* Task directions:
Go through the data below. Pull out every line that has the word "JSON".

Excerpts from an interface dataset
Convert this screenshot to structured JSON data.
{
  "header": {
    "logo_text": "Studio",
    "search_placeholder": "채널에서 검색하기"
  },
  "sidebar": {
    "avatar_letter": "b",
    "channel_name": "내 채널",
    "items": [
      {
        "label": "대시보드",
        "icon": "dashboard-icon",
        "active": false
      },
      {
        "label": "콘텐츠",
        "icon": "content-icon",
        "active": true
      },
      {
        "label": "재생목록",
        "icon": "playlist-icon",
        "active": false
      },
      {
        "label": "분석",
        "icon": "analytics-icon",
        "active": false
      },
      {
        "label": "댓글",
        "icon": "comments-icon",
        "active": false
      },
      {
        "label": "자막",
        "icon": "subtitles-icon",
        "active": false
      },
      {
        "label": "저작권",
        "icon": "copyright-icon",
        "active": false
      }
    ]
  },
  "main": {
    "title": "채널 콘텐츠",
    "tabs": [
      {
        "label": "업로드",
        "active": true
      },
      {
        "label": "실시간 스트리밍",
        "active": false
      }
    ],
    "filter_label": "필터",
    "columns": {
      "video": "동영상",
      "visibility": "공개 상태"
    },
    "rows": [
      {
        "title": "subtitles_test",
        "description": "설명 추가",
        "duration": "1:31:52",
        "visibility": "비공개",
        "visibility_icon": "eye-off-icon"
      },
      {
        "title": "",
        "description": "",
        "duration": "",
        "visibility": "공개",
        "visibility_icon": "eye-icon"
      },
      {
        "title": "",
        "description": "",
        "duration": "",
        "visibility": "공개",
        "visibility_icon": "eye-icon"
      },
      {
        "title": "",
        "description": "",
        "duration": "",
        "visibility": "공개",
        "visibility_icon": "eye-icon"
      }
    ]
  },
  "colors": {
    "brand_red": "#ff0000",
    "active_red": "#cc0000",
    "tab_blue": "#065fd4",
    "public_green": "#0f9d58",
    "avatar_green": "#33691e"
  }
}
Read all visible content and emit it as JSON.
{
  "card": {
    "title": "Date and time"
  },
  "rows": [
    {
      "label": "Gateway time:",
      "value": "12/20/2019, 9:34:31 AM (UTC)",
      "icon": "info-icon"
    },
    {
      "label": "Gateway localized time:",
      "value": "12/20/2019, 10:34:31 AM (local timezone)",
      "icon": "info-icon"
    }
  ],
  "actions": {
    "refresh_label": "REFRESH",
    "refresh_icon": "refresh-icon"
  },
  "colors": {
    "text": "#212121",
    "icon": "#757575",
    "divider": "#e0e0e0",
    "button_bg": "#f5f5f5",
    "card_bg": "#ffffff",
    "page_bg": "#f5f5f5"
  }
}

* Exercise result:
Convert this screenshot to structured JSON data.
Read all visible content and emit it as JSON.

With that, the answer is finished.